The youngest of four children, Billy Williamson was born November 14, 1927 in Natchitoches, Louisiana to Willie May Houston and George Robert Williamson. He married Lou Ann Hale, a fellow Baylor student, in 1951. They had two sons and three daughters together.
He served for two years in the Marine Corp after graduating high school. Upon being discharged, he enrolled in the pre-law program at Baylor University in Waco, Texas. Mr. Williamson obtained his bachelor of business administration in 1952 and his law degree in 1954.
After taking a job with Humble Oil Company in 1955, Mr. Williamson was transferred to Tyler, Texas. He remained with Humble Oil for ten years before successfully running for the election as state representative for Smith County in 1964.
Mr. Williamson served five consecutive terms as a Conservative Democrat. In 1974 he ran for county judge in Smith County, a position he held until 1978. Mr. Williamson received an honorable mention on Texas Monthly magazine’s Ten Best Legislators list for 1973 for" adding an ingredient of good humor to debate". He was well-known among his peers and constituents for his sharp wit.

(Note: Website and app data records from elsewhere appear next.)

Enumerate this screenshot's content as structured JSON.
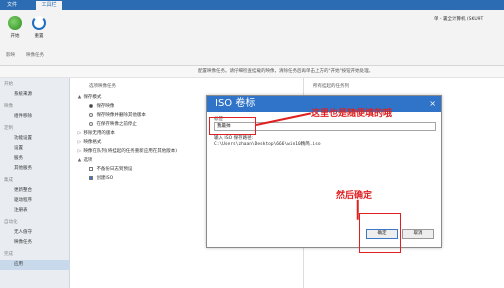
{
  "ribbon_tabs": [
    "文件",
    "工具栏"
  ],
  "ribbon_buttons": [
    {
      "label": "开始",
      "icon": "start-icon"
    },
    {
      "label": "重置",
      "icon": "refresh-icon"
    }
  ],
  "ribbon_groups": [
    "影映",
    "映像任务"
  ],
  "info_text": "配置映像任务。请仔细检查挂载的映像，清除任务后再单击上方的\"开始\"按钮开始处理。",
  "nav": [
    {
      "label": "开始",
      "section": true
    },
    {
      "label": "系统来源",
      "section": false
    },
    {
      "label": "映像",
      "section": true
    },
    {
      "label": "组件移除",
      "section": false
    },
    {
      "label": "定制",
      "section": true
    },
    {
      "label": "功能设置",
      "section": false
    },
    {
      "label": "设置",
      "section": false
    },
    {
      "label": "服务",
      "section": false
    },
    {
      "label": "其他服务",
      "section": false
    },
    {
      "label": "集成",
      "section": true
    },
    {
      "label": "更新整合",
      "section": false
    },
    {
      "label": "驱动程序",
      "section": false
    },
    {
      "label": "注册表",
      "section": false
    },
    {
      "label": "自动化",
      "section": true
    },
    {
      "label": "无人值守",
      "section": false
    },
    {
      "label": "映像任务",
      "section": false
    },
    {
      "label": "完成",
      "section": true
    },
    {
      "label": "应用",
      "section": false,
      "selected": true
    }
  ],
  "columns": {
    "left": "选项映像任务",
    "right": "所有挂起的任务列"
  },
  "options": [
    {
      "marker": "▲",
      "type": "none",
      "label": "保存模式"
    },
    {
      "marker": "",
      "type": "radio",
      "checked": true,
      "label": "保存映像"
    },
    {
      "marker": "",
      "type": "radio",
      "checked": false,
      "label": "保存映像并删除其他版本"
    },
    {
      "marker": "",
      "type": "radio",
      "checked": false,
      "label": "在保存映像之前停止"
    },
    {
      "marker": "▷",
      "type": "none",
      "label": "移除无用的版本"
    },
    {
      "marker": "▷",
      "type": "none",
      "label": "映像格式"
    },
    {
      "marker": "▷",
      "type": "none",
      "label": "映像在队列(将挂起的任务重新应用在其他版本)"
    },
    {
      "marker": "▲",
      "type": "none",
      "label": "选项"
    },
    {
      "marker": "",
      "type": "checkbox",
      "checked": false,
      "label": "不备份日志到预设"
    },
    {
      "marker": "",
      "type": "checkbox",
      "checked": true,
      "label": "创建ISO"
    }
  ],
  "right_text": "单 - 裏全计算机 (SKU9T",
  "dialog": {
    "title": "ISO 卷标",
    "close": "×",
    "label": "标签",
    "input_value": "我最帅",
    "path_label": "输入 ISO 保存路径:",
    "path_value": "C:\\Users\\zhaan\\Desktop\\666\\win10精简.iso",
    "ok": "确定",
    "cancel": "取消"
  },
  "annotations": {
    "input_note": "这里也是随便填的哦",
    "ok_note": "然后确定"
  },
  "colors": {
    "accent": "#2f74c9",
    "annotation": "#e02020"
  }
}
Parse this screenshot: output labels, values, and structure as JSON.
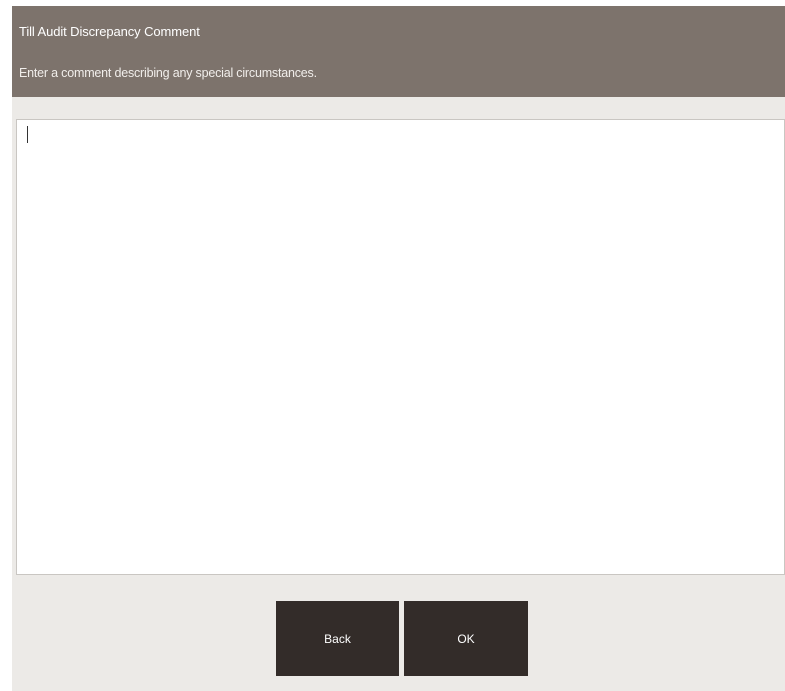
{
  "dialog": {
    "title": "Till Audit Discrepancy Comment",
    "subtitle": "Enter a comment describing any special circumstances."
  },
  "comment": {
    "value": "",
    "placeholder": ""
  },
  "buttons": {
    "back_label": "Back",
    "ok_label": "OK"
  },
  "colors": {
    "header_bg": "#7d736c",
    "dialog_bg": "#eceae7",
    "button_bg": "#332c29",
    "text_on_dark": "#ffffff"
  }
}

Mr. Williamson left a significant legacy behind in his home district. He set out to bring a four-year university to East Texas, in spite of significant local opposition from the junior college administrators and the local Chamber of Commerce. He spent the majority of his ten year term lobbying across the state (and within Smith County) to bring attention to the educational needs of his constituents; perhaps his most creative initiative was to send Tyler rose bushes to his fellow representatives. The result of his effort was Tyler State College (established as a two year senior college). Over time, the college expanded into a four year university offering undergraduate and graduate degrees; it is now the eastern-most component of the University of Texas System, the University of Texas at Tyler.

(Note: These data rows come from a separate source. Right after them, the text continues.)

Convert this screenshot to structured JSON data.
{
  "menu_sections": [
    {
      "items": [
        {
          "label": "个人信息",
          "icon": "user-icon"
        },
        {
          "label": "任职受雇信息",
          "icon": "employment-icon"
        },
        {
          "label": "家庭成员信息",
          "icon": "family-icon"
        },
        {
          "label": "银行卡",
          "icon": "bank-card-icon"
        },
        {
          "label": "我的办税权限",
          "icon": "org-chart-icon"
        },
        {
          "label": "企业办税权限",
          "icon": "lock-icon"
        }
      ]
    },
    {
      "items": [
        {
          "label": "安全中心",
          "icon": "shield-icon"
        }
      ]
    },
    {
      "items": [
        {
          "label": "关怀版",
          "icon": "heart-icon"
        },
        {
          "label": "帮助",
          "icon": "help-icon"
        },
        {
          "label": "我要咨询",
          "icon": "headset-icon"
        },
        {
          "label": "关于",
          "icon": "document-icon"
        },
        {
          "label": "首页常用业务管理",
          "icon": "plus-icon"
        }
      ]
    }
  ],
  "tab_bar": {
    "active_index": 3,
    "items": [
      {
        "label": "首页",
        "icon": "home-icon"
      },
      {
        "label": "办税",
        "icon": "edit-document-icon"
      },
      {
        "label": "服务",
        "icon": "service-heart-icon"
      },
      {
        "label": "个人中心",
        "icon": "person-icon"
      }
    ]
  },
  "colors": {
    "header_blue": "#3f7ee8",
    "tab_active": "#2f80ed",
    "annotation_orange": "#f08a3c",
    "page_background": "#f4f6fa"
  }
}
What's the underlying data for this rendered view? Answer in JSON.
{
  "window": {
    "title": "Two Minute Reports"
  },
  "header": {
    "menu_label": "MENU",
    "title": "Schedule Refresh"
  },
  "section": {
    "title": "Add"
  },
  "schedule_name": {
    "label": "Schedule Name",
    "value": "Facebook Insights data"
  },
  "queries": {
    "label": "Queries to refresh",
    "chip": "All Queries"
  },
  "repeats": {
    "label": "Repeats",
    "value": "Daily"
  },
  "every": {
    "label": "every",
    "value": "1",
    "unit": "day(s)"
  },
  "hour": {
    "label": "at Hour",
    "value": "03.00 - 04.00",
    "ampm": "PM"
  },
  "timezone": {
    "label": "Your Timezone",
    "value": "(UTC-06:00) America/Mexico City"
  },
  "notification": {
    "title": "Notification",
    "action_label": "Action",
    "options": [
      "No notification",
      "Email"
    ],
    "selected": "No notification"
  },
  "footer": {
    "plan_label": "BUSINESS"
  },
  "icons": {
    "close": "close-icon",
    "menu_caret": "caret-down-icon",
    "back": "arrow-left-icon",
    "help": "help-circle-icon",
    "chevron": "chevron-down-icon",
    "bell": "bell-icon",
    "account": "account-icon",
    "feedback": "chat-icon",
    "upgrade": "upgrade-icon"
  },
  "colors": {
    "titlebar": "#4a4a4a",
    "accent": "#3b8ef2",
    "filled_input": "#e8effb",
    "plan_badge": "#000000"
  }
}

He also helped create and secure funding for the Smith-Wood County Mental Health Mental Retardation Center during his second term (in which he served on the Mental Health and Mental Retardation committee); this facility became the Andrews Center Behavioral Healthcare System, a non-profit mental health and mental retardation clinic with four branches serving five counties (adding Rains, Van Zandt, and Henderson).
When he was a child, Mr. Williamson’s mother contracted tuberculosis; her successful treatment at a Louisiana in-patient facility inspired him to take a great interest in an East Texas tuberculosis clinic. Through his efforts and sponsorship, the clinic became East Texas Chest Hospital, authorized by the Texas Legislature to treat other chronic lung diseases. It was designated the "primary referral facility in Texas for patient care, education, and research into diseases of the chest" (according to the UT Health Science Center at Tyler website). The University of Texas Health Science Center at Tyler, as the facility is known today, ranks among the top ten percent of national hospitals for its pulmonary care.

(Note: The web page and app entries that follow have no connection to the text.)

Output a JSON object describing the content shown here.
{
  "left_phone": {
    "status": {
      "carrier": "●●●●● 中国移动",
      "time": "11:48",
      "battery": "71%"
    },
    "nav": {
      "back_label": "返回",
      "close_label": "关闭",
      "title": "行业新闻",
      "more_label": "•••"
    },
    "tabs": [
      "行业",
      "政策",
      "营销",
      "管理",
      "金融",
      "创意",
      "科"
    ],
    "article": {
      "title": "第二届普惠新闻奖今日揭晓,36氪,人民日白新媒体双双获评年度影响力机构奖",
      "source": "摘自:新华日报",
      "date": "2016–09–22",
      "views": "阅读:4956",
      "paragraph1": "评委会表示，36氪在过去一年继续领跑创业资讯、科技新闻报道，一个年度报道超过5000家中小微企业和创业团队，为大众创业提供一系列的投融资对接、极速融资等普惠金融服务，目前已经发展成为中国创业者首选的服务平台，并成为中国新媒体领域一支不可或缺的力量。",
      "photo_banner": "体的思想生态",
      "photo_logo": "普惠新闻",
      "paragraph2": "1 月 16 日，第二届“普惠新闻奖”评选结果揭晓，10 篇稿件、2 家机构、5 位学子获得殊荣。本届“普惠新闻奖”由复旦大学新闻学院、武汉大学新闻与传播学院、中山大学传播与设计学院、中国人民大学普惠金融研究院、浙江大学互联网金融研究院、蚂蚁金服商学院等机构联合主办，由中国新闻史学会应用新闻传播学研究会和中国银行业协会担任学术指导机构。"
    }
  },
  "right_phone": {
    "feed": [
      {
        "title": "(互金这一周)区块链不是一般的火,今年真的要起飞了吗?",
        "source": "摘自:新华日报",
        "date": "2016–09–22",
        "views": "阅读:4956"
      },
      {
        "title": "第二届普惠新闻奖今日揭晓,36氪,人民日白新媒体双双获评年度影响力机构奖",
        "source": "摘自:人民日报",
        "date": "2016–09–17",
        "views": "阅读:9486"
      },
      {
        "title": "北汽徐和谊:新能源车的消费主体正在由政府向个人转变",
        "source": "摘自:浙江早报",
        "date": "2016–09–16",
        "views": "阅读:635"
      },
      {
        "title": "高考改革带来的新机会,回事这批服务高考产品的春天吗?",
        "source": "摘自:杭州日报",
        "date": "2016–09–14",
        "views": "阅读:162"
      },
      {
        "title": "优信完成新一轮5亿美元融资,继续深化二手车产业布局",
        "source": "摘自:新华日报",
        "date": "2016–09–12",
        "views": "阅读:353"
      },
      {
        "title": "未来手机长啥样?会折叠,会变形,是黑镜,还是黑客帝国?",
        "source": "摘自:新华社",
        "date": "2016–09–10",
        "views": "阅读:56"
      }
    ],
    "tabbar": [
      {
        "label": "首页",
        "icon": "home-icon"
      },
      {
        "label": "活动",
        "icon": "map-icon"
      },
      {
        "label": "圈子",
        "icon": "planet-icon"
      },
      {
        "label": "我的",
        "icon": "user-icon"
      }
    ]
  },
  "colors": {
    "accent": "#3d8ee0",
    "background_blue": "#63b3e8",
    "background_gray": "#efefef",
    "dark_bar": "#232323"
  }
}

Mr. Williamson served on a number of influential committees over his legislative career, with an emphasis on public education, the criminal code and its implementation, taxation and appropriations, Texas’ natural resources, Texas highways and transportation, and mental health.
In accordance with his conservative moral stance, he sponsoring legislation to regulate liquor sales and taxation, pornography, and horse-racing. He also sought to improve the quality of life for vulnerable populations across the state (including children, mentally ill and disabled, prisoners, and veterans) and lobbied to reform hospital rates in the state insurance code. He maintained extensive correspondence with individual constituents to resolve difficulties with insurance companies and state agencies.
During his last term, he served on the Labor Committee (the main panel, the Subcommittee on Occupational and Industrial Safety, and the Subcommittee on Safety and Statistics). After a series of tragic deaths in and around his district, he sponsored a bill that mandated protections for private contractors working for the Texas Highway department.
He also had a great interest in public education with an emphasis on preschool, higher education, and vocational-technical education; in addition to legislation sponsoring reforms and research, he helped shape state tax appraisal practices. One of his most prolific bill, HB 777 of the 62nd Regular Session, called for the creation of an Early Childhood Education division of the State Department of Education. This new division sponsored research and standardized the certification of preschool teachers.
At the age of 54, Mr. Williamson passed away May 26th, 1982 at the UT Tyler Health Science Center in Smith County, Texas. He had undergone two years of treatment for adrenal cancer (although the source was unknown until after his death). Mr. Williamson was buried in Jonesboro City Cemetery, Jackson Parish, LA next to his mother in a family plot.